--- EXERCISE ---
In the listing that follows, count the lines that include "this", and answer with the total alone.

--- SOURCE DATA ---
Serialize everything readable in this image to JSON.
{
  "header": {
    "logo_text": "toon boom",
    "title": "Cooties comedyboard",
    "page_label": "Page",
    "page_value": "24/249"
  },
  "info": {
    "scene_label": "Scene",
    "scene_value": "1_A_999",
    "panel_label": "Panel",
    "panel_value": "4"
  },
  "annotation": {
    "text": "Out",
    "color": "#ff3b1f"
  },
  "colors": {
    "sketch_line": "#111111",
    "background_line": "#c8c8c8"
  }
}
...
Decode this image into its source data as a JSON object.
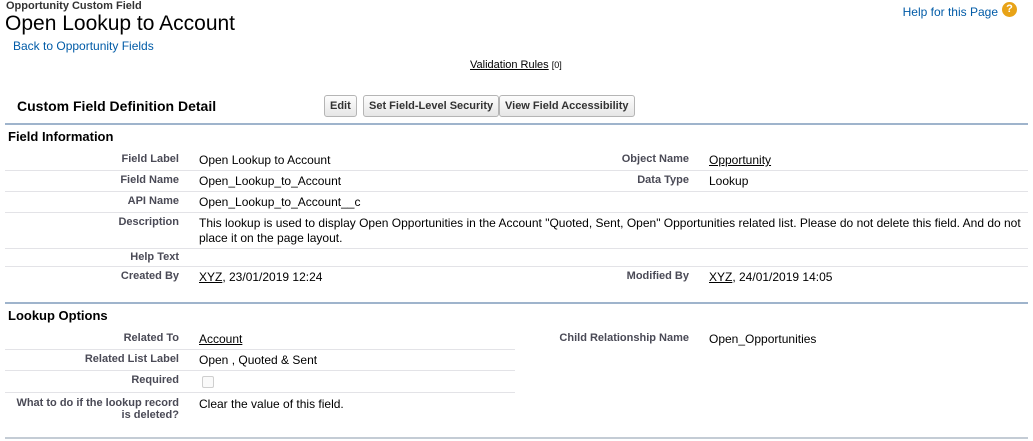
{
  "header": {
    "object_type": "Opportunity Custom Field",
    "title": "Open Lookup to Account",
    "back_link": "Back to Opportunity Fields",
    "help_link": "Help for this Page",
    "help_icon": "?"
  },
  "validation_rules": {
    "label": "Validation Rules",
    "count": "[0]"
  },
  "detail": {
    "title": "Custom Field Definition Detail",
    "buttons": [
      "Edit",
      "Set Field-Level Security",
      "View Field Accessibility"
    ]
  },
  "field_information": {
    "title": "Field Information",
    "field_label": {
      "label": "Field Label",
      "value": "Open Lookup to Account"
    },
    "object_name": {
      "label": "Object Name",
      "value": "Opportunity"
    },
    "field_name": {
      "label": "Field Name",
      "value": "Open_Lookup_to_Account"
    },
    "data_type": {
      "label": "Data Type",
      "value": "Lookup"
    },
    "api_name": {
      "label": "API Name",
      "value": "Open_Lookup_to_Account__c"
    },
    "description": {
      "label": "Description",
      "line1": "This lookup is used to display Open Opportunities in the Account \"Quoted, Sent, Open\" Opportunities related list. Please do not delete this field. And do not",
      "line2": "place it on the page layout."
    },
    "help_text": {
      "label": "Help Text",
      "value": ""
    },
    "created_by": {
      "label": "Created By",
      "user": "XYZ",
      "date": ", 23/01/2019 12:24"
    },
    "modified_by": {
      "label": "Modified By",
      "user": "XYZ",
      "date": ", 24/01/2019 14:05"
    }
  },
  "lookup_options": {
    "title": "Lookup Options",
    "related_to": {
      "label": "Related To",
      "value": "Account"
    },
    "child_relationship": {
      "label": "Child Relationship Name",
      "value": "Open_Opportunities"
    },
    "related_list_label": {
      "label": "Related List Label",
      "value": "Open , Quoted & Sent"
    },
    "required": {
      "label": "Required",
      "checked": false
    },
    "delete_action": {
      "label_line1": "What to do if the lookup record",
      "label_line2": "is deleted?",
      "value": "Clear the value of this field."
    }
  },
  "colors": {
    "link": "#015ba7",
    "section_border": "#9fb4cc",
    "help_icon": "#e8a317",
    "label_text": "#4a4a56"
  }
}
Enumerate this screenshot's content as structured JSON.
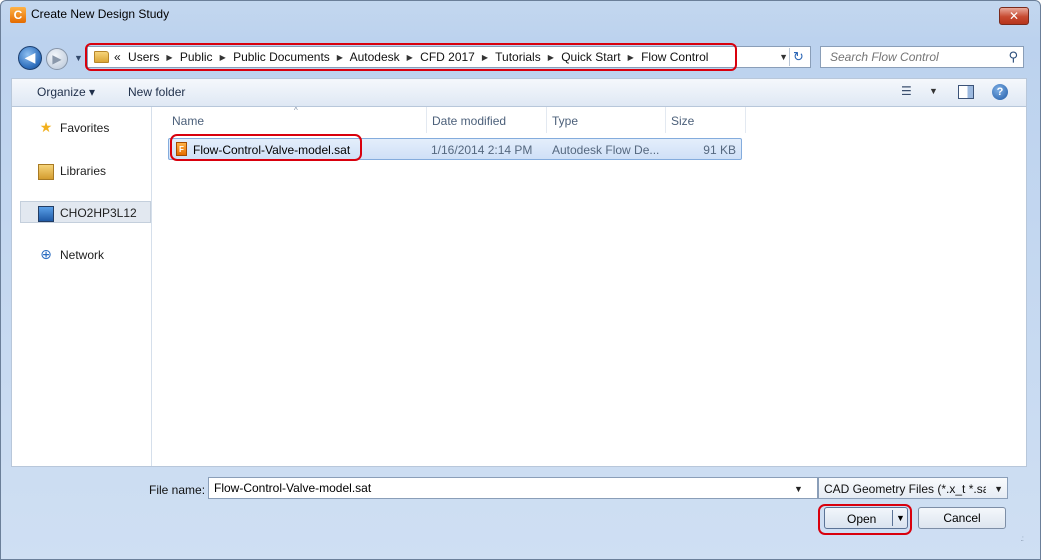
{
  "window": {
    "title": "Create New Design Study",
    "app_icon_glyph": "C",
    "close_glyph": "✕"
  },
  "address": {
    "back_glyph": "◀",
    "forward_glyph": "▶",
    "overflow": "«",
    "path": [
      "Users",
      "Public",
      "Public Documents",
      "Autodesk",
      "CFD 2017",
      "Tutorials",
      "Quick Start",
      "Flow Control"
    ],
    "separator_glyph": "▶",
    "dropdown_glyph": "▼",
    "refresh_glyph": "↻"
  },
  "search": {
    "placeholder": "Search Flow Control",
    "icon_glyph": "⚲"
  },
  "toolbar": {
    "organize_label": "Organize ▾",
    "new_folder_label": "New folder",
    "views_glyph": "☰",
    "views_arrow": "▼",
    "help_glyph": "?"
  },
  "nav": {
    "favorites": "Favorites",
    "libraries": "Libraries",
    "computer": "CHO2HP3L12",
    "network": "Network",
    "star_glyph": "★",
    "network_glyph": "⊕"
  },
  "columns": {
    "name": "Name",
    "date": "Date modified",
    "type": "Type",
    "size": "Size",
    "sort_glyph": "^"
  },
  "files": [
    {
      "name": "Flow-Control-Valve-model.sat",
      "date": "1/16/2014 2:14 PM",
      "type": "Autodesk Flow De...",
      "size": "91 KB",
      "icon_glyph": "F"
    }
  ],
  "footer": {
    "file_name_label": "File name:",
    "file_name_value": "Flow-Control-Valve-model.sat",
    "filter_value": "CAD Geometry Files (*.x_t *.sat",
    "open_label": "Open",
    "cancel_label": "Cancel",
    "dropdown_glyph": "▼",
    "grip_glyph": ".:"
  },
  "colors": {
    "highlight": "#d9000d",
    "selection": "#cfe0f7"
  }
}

--- EXERCISE ANSWER ---
6